What this task involves – Could you copy every line of the data that contains "true"?

Dataset rows for apps and sites:
Content starts

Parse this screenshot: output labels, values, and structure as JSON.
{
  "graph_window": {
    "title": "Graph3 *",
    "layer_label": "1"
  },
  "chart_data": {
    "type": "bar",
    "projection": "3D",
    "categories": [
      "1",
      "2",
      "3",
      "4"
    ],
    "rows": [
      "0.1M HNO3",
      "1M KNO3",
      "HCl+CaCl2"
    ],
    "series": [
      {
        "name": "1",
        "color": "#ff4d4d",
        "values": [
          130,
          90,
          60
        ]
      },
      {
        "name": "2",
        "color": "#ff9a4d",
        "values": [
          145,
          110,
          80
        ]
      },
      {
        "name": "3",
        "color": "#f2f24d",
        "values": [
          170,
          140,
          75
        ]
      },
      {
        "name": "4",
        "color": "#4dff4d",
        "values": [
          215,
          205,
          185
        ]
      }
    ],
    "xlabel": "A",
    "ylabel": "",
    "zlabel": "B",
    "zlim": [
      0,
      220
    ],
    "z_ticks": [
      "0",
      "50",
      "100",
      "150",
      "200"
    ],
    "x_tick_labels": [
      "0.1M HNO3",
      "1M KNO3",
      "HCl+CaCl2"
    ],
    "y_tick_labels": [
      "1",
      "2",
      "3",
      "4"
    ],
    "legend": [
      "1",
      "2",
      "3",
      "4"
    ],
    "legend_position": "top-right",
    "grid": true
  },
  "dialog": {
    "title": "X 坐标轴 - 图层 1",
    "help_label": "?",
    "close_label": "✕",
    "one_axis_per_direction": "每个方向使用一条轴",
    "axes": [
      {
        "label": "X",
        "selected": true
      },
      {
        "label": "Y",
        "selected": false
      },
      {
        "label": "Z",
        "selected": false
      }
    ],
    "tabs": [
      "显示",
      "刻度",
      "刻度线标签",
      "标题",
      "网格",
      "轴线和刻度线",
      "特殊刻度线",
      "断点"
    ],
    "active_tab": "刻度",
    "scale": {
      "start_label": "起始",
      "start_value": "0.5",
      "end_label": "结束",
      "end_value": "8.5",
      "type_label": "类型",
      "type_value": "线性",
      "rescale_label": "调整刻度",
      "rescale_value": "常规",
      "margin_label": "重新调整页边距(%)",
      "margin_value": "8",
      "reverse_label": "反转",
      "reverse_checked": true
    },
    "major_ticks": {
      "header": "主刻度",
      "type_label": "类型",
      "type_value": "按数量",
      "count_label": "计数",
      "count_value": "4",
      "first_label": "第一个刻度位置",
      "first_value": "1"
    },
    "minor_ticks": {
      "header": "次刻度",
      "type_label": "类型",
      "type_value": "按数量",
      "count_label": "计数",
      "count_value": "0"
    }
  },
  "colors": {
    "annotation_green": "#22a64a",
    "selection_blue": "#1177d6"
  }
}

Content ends

Task solution –
    "grid": true
        "selected": true
      "reverse_checked": true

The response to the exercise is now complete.